Data to use
◇ ◇ ◇

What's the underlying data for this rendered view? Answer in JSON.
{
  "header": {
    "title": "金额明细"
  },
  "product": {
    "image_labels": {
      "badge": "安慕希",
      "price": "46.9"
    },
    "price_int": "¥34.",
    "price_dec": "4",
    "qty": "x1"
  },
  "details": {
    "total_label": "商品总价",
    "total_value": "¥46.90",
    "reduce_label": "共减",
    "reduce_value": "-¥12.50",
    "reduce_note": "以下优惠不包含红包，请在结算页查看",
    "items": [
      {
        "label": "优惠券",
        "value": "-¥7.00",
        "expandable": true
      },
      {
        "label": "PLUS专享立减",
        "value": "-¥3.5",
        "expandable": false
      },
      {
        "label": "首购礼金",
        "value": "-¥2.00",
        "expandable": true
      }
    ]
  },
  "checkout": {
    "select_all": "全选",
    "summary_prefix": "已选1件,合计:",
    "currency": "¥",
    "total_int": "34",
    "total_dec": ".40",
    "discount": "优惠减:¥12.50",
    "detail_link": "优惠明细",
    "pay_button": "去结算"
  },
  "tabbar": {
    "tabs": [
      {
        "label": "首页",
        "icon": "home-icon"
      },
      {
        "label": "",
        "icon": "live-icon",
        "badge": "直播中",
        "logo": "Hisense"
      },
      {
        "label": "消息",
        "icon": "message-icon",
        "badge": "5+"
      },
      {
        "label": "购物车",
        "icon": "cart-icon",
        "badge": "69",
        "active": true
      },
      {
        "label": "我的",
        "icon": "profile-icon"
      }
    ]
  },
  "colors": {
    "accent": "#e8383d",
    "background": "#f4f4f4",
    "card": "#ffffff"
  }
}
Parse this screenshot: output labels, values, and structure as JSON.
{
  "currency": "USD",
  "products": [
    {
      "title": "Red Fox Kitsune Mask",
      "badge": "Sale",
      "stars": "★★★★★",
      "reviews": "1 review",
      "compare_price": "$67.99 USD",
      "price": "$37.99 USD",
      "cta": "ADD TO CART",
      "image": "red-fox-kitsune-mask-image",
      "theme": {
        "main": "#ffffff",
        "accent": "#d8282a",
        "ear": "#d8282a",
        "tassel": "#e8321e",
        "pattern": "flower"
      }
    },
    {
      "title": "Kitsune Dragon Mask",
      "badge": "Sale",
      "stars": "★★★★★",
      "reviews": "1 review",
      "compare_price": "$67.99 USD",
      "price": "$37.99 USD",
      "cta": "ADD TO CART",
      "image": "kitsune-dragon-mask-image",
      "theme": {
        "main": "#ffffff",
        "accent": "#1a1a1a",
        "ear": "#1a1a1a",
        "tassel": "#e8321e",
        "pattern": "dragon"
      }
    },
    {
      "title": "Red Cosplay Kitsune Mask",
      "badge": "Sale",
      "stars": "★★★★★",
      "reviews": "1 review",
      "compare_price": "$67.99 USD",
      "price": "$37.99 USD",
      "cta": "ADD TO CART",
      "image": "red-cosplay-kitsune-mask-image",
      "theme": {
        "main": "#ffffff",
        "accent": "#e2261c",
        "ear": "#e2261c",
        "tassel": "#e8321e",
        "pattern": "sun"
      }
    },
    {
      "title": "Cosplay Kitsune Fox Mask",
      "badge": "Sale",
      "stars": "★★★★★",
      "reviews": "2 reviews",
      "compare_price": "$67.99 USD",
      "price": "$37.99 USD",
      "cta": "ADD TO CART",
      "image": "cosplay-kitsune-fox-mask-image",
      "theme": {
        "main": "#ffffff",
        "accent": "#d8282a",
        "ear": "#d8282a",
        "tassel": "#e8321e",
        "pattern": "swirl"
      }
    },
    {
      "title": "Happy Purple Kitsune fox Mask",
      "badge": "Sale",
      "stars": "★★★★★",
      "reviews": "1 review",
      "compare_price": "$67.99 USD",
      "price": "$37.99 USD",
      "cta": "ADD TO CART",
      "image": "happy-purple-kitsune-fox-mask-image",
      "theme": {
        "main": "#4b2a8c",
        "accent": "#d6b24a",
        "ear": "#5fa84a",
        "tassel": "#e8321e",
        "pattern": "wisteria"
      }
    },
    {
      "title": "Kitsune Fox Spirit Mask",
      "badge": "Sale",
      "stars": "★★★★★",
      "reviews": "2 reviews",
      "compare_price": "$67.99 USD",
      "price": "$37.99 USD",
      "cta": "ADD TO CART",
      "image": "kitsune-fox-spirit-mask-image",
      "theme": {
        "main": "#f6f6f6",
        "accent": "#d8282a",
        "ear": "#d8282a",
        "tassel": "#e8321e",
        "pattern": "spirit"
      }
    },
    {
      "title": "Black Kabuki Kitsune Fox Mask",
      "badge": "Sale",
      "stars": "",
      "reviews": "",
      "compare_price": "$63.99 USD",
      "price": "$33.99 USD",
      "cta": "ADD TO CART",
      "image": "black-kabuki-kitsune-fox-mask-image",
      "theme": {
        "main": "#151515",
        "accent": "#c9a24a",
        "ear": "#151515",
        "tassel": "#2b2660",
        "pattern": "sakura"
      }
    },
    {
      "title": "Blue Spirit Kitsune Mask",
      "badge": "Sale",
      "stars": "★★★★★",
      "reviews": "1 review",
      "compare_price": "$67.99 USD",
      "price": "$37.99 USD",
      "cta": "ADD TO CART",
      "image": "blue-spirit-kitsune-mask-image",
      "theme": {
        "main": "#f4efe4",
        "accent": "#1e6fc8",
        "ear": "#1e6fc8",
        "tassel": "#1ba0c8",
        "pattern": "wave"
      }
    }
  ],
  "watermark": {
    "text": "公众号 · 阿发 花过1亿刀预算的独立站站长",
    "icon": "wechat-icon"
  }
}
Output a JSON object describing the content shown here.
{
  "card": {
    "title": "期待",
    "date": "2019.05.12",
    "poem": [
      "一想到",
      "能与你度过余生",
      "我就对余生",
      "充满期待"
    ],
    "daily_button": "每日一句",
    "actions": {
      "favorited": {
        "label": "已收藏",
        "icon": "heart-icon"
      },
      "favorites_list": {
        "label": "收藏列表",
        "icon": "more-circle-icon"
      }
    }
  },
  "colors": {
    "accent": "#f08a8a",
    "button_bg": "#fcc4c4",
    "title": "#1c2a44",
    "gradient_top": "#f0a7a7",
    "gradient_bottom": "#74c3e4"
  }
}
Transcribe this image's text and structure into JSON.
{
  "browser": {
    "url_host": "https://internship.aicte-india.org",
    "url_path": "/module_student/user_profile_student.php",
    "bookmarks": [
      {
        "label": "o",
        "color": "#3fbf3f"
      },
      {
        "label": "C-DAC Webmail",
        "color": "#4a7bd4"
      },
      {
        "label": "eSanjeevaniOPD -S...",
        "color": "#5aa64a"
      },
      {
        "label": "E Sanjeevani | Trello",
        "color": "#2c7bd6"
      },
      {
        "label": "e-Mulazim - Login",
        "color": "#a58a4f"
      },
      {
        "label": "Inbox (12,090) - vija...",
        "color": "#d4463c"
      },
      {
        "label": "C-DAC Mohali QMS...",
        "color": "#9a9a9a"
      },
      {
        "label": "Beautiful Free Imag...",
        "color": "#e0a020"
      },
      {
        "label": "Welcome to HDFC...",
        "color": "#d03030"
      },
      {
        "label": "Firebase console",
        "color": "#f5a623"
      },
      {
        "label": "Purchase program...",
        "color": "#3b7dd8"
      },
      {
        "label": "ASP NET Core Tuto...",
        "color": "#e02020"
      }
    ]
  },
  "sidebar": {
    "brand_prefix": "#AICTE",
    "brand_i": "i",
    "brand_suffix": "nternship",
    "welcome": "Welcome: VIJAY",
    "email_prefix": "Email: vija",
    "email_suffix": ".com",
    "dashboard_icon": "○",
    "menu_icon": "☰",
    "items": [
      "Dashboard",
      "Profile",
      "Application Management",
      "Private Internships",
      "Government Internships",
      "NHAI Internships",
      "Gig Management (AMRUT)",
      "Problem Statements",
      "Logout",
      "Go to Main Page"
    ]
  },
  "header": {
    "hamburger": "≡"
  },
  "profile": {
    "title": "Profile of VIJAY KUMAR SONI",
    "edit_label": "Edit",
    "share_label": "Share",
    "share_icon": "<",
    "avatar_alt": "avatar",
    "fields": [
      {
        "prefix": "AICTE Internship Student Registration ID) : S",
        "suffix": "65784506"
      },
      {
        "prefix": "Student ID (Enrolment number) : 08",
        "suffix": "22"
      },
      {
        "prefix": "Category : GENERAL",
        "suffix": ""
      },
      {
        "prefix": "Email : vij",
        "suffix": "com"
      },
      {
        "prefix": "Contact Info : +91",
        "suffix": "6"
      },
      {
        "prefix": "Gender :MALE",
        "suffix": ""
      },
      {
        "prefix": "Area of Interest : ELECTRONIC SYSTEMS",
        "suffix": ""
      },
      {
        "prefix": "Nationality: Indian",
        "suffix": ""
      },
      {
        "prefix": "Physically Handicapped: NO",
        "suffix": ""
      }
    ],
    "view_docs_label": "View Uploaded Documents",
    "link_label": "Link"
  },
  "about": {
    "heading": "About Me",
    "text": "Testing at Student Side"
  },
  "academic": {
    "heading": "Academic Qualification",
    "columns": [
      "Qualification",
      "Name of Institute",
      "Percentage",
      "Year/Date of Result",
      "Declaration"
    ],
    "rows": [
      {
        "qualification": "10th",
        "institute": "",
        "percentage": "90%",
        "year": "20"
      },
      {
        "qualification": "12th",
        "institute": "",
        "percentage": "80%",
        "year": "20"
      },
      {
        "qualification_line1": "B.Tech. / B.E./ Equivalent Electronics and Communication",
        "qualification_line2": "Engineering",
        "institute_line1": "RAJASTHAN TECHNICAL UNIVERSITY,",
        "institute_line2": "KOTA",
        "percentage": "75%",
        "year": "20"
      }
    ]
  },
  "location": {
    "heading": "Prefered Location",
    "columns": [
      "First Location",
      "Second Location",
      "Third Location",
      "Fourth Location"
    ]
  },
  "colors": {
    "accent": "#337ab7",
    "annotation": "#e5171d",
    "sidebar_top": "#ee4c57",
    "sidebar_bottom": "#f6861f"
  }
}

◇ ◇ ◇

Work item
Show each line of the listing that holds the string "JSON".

Output for this task
What's the underlying data for this rendered view? Answer in JSON.
Parse this screenshot: output labels, values, and structure as JSON.
Output a JSON object describing the content shown here.
Transcribe this image's text and structure into JSON.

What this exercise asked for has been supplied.